Despite his admiration for the conveyances, it could not be said that L'Aigle had anything resembling good fortune on buses. Regional lines magically became expresses when he climbed aboard, if they didn't merely change their destinations entirely Traffic jams materialized from thin air to ensnare his chosen vehicle, and never in his life had he experienced a smooth connection. He misplaced his bus pass weekly, so regularly that Combeferre had once asked if he was quite certain his rooms were not infested with goblins. This query led to a highly educational but ultimately fruitless search of the building in question, an endeavor which turned up a treasure trove of long lost items but, alas, neither goblins nor bus passes. He was on first name terms with the endlessly patient and perfectly charming bus helpline operator and regularly sent the office flowers for her trouble. (The florist, a gentle old man with a worn smile and a heart filled with blossoms, knew him by name as well, though he called him Maitre Muguet and insisted that he take a sprig of it every time he came, for luck.) He was, systematically, late for everything no matter how early he left.

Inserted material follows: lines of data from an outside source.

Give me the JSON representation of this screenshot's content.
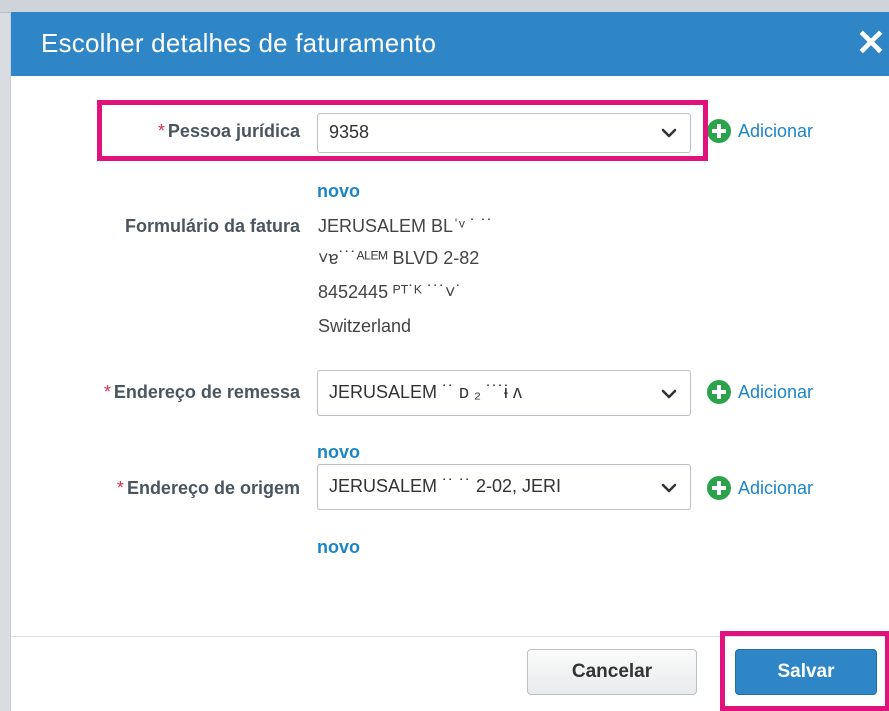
{
  "dialog": {
    "title": "Escolher detalhes de faturamento",
    "close_label": "✕"
  },
  "fields": {
    "legal_entity": {
      "required_mark": "*",
      "label": "Pessoa jurídica",
      "value": "9358",
      "add_label": "Adicionar",
      "add_label_line2": "novo"
    },
    "invoice_form": {
      "label": "Formulário da fatura",
      "lines": [
        "JERUSALEM BLˈᵛ ˙ ˙˙",
        "˅ɐ˙˙˙ᴬᴸᴱᴹ BLVD 2-82",
        "8452445 ᴾᵀ˙ᴷ ˙˙˙˅˙",
        "Switzerland"
      ]
    },
    "ship_to": {
      "required_mark": "*",
      "label": "Endereço de remessa",
      "value": "JERUSALEM ˙˙ ᴅ ₂       ˙˙˙ɨ ʌ",
      "add_label": "Adicionar",
      "add_label_line2": "novo"
    },
    "ship_from": {
      "required_mark": "*",
      "label": "Endereço de origem",
      "value": "JERUSALEM ˙˙ ˙˙ 2-02, JERI",
      "add_label": "Adicionar",
      "add_label_line2": "novo"
    }
  },
  "footer": {
    "cancel_label": "Cancelar",
    "save_label": "Salvar"
  },
  "colors": {
    "titlebar": "#2f86c6",
    "link": "#1b85c7",
    "add_icon": "#2aa34a",
    "required": "#d6334a",
    "highlight": "#e0137e"
  }
}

Despite these mishaps, the likes of which could, after all, happen to anyone, L'Aigle smiled fondly at buses when they lumbered past and had often been known to exclaim, "On the streets of Utopia, the Lady Victory drives a bus!" (That old trickster Luck, he maintained, wove through city traffic on a unicycle.)

Bahorel had once taken it upon himself to provide L'Aigle with a proper car. If this was perhaps a bit hypocritical of Bahorel, who had long since placed L'Aigle under vehicular quarantine and forbidden him from "riding in, riding on, being pulled from, touching, breathing on, flailing near, being sarcastic around, or invoking lawyers in the vicinity of" his own car, then neither Bahorel nor L'Aigle cared to bring it up. The car Bahorel acquired proved to be a spectacularly battered second-hand Peugeot. It required the use of arcane rituals to start and creative swearing to stop, while any gear higher than third caused it to wheeze alarmingly. L'Aigle had it painted bright pink and called it Patafix. Its inaugural run was interrupted by two weddings, three unscheduled traffic diversions, a taxi drivers' strike, and an extremely stubborn family of ducks. The afternoon ended in a baptism by ice as Paris experienced the most severe hailstorm in recent memory. Patafix emerged from the storm still running but sporting several new and fetching dents.

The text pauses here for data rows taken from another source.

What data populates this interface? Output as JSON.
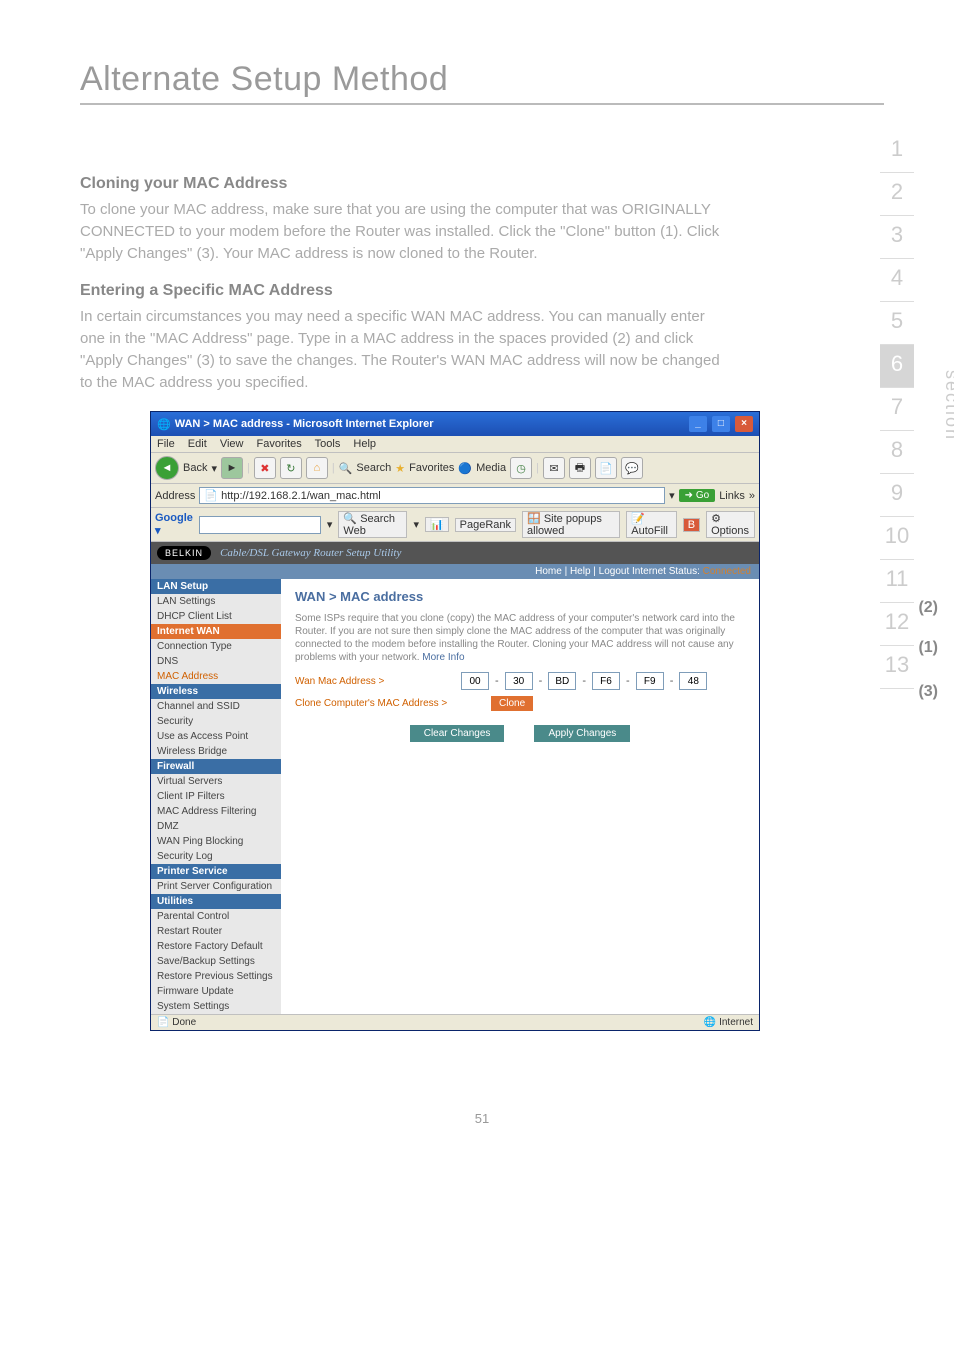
{
  "page_title": "Alternate Setup Method",
  "section1": {
    "heading": "Cloning your MAC Address",
    "body": "To clone your MAC address, make sure that you are using the computer that was ORIGINALLY CONNECTED to your modem before the Router was installed. Click the \"Clone\" button (1). Click \"Apply Changes\" (3). Your MAC address is now cloned to the Router."
  },
  "section2": {
    "heading": "Entering a Specific MAC Address",
    "body": "In certain circumstances you may need a specific WAN MAC address. You can manually enter one in the \"MAC Address\" page. Type in a MAC address in the spaces provided (2) and click \"Apply Changes\" (3) to save the changes. The Router's WAN MAC address will now be changed to the MAC address you specified."
  },
  "side_nav": {
    "items": [
      "1",
      "2",
      "3",
      "4",
      "5",
      "6",
      "7",
      "8",
      "9",
      "10",
      "11",
      "12",
      "13"
    ],
    "active": "6",
    "label": "section"
  },
  "callouts": {
    "c1": "(1)",
    "c2": "(2)",
    "c3": "(3)"
  },
  "ie": {
    "title": "WAN > MAC address - Microsoft Internet Explorer",
    "menu": [
      "File",
      "Edit",
      "View",
      "Favorites",
      "Tools",
      "Help"
    ],
    "toolbar": {
      "back": "Back",
      "search": "Search",
      "favorites": "Favorites",
      "media": "Media"
    },
    "address_label": "Address",
    "address_value": "http://192.168.2.1/wan_mac.html",
    "go": "Go",
    "links": "Links",
    "google": {
      "label": "Google ▾",
      "search_web": "Search Web",
      "pagerank": "PageRank",
      "popups": "Site popups allowed",
      "autofill": "AutoFill",
      "options": "Options"
    },
    "status_done": "Done",
    "status_zone": "Internet"
  },
  "belkin": {
    "brand": "BELKIN",
    "tagline": "Cable/DSL Gateway Router Setup Utility",
    "strip": "Home | Help | Logout   Internet Status:",
    "strip_status": "Connected",
    "nav": {
      "lan_setup": "LAN Setup",
      "lan_items": [
        "LAN Settings",
        "DHCP Client List"
      ],
      "internet_wan": "Internet WAN",
      "wan_items": [
        "Connection Type",
        "DNS",
        "MAC Address"
      ],
      "wireless": "Wireless",
      "wireless_items": [
        "Channel and SSID",
        "Security",
        "Use as Access Point",
        "Wireless Bridge"
      ],
      "firewall": "Firewall",
      "firewall_items": [
        "Virtual Servers",
        "Client IP Filters",
        "MAC Address Filtering",
        "DMZ",
        "WAN Ping Blocking",
        "Security Log"
      ],
      "printer": "Printer Service",
      "printer_items": [
        "Print Server Configuration"
      ],
      "utilities": "Utilities",
      "util_items": [
        "Parental Control",
        "Restart Router",
        "Restore Factory Default",
        "Save/Backup Settings",
        "Restore Previous Settings",
        "Firmware Update",
        "System Settings"
      ]
    },
    "main": {
      "heading": "WAN > MAC address",
      "desc": "Some ISPs require that you clone (copy) the MAC address of your computer's network card into the Router. If you are not sure then simply clone the MAC address of the computer that was originally connected to the modem before installing the Router. Cloning your MAC address will not cause any problems with your network.",
      "more_info": "More Info",
      "wan_mac_label": "Wan Mac Address >",
      "mac": [
        "00",
        "30",
        "BD",
        "F6",
        "F9",
        "48"
      ],
      "clone_label": "Clone Computer's MAC Address >",
      "clone_btn": "Clone",
      "clear": "Clear Changes",
      "apply": "Apply Changes"
    }
  },
  "page_number": "51"
}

The car lasted three months, which, frankly, was two and a half longer than even the most optimistic among L'Aigle's friends had predicted. L'Aigle himself took to patting the car fondly when its age and temperament got the better of it, saying that it was not the car's fault that it had been forced from retirement. When at last Patafix sputtered to its final halt - going the wrong way down a badly signaled one-way street - Combeferre took charge of it, having long since declared his intentions to use it to test what he called, "a cinematic depiction of vehicular liminality" or, in French, recreating Chitty Chitty Bang Bang. (Joly and L'Aigle called Enjolras Truly for weeks. The joke was rather lost on him, but he accepted the offered sweets with bemused gratitude.)

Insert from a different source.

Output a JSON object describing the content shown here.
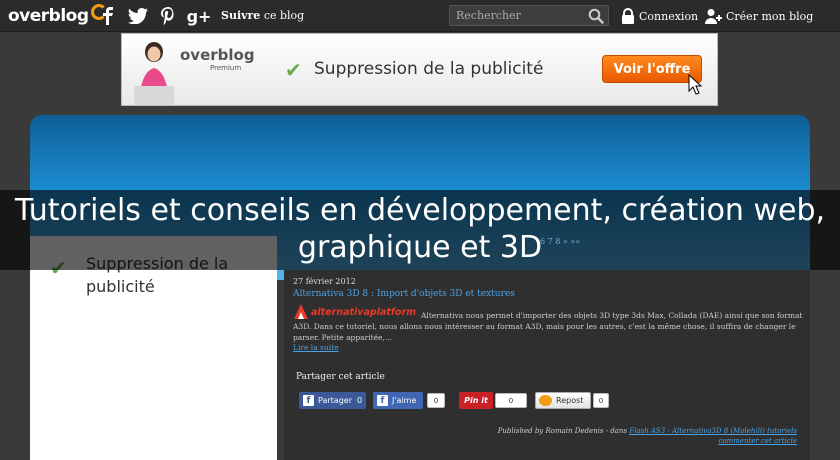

L'Aigle, unphased by his car's untimely death, left Patafix to Combeferre's tender mercies and caught a bus.

For Christmas the next year, Grantaire presented him with a custom-made tricycle, bright red in color and sporting a sign on the back proclaiming, "I break for Diogenes." L'Aigle rode it proudly around town, even as it began listing to the right and developed a tendency to attract dogs, pigeons, and gamins. When the contraption hit a rut and plunged passenger first into a well placed, sewer, L'Aigle abandoned it to its fate and, smiling, caught a bus.